Letter Congratulating the Board of Foreign Scholarships on its 25th Anniversary.
Dear Professor Billington:
As the Board of Foreign Scholarships marks the close of its 25th year, I congratulate you and your fellow Board members, past and present, for your diligence and resourcefulness in promoting scholarly exchanges between the United States and other countries of the world.
The educational exchange program has a proud record of achievement in its first quarter century. In all, more than 100,000 students, teachers and scholars from 110 countries have participated in this program, including over 36,000 Americans. Its contribution to mutual understanding, and ultimately to world peace, is incalculable.
Looking ahead, I would like to commend the Board for the forward-looking initiatives in its program for the Seventies and especially for the Lincoln Lectureships, which are being inaugurated today. Please convey my deep appreciation to the four distinguished scholars who will launch this significant new lecture series-Professors Franklin, Samuelson and Townes, and Mr. Updike. The Lincoln Lectureships typify this country's willingness to share with the rest of the world the finest in American scholarship and intellectual achievement. And I am pleased to know that eminent foreign lecturers, in turn, will give Americans the benefit of their talents and thought.
I also take this opportunity to commend the wisdom and foresight of the exchange program's many Congressional founders and supporters. Their backing, over the years, has enabled this program to play an increasingly significant role in our relations with other countries and cultures.
The Board and the program it supervises have my very best wishes for every success in meeting the new challenges of the next quarter century.
[James H. Billington, D. Phil., Professor of History, Woodrow Wilson School of Public and International Affairs, Princeton University, Princeton, N.J. 18540]
Note: The letter was dated August 1, 1972, and released August 2.
Dr. Billington was Chairman of the Board of Foreign Scholarships.
The four scholars chosen to lecture abroad in the Lincoln Lectureships series were John Hope Franklin, professor of history, University of Chicago; Paul A. Samuelson, Nobel prizewinning professor of economics, Massachusetts Institute of Technology; Charles H. Townes, Nobel prize-winning professor of physics, University of California at Berkeley; and John H. Updike, novelist and poet, Ipswich, Mass.
Richard Nixon, Letter Congratulating the Board of Foreign Scholarships on its 25th Anniversary.
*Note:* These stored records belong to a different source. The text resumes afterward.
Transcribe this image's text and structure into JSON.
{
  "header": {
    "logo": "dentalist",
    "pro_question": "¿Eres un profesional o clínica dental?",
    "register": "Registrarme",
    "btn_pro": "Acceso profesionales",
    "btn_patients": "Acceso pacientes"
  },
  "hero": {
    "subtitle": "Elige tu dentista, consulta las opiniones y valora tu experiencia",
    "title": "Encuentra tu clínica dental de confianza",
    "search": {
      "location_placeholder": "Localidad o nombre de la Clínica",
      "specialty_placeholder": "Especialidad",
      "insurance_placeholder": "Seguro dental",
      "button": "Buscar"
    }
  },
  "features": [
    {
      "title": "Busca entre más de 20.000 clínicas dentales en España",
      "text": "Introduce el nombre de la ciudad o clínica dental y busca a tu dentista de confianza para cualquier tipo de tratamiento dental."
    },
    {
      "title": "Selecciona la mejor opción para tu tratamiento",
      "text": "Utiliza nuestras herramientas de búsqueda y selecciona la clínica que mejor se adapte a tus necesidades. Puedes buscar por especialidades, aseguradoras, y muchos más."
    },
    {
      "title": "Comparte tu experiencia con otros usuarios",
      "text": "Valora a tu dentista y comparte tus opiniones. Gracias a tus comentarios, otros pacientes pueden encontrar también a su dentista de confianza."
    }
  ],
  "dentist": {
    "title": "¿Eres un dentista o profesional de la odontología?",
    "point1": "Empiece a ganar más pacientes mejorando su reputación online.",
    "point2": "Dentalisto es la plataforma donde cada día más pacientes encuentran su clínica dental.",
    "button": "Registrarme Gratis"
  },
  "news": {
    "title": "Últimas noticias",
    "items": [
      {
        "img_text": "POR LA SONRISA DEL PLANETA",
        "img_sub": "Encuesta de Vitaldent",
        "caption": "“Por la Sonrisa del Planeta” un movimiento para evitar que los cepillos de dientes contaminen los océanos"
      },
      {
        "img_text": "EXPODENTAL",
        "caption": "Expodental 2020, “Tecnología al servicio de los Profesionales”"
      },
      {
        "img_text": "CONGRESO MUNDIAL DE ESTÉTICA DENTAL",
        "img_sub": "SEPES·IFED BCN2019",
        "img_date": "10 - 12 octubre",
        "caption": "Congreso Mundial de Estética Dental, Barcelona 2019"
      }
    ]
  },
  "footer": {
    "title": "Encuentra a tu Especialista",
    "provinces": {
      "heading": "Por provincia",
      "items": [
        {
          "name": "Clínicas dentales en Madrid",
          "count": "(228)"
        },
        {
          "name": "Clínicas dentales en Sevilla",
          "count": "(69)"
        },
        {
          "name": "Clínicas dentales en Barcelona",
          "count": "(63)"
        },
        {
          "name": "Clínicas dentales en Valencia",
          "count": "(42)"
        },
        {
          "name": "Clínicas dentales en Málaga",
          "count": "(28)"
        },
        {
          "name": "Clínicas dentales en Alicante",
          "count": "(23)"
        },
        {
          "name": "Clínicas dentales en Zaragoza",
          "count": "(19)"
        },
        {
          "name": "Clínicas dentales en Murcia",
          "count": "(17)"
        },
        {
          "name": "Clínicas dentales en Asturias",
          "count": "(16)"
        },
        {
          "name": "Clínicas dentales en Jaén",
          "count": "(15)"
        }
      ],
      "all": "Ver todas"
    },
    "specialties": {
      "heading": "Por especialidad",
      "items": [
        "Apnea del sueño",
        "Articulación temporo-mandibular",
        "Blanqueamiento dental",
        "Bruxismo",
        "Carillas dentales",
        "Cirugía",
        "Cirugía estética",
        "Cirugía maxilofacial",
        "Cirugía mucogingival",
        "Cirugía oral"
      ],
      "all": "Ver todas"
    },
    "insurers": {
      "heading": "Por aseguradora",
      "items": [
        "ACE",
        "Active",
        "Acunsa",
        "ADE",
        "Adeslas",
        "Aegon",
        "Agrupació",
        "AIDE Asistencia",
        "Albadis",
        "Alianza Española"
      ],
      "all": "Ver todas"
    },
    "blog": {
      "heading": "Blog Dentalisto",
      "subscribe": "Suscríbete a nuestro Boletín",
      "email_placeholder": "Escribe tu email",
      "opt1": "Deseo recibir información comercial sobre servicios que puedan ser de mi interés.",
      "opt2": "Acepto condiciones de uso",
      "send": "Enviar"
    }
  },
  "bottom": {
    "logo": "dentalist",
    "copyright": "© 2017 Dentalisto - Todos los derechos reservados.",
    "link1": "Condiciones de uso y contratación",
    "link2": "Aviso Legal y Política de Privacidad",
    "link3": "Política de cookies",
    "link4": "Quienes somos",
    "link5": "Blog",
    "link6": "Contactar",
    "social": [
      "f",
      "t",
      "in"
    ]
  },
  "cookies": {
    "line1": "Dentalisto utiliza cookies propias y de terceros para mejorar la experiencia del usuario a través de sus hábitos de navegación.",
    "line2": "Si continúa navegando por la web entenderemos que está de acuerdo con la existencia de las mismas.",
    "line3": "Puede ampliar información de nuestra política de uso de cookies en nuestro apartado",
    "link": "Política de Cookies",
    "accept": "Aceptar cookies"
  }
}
Online by Gerhard Peters and John T. Woolley, The American Presidency Project https://www.presidency.ucsb.edu/node/254698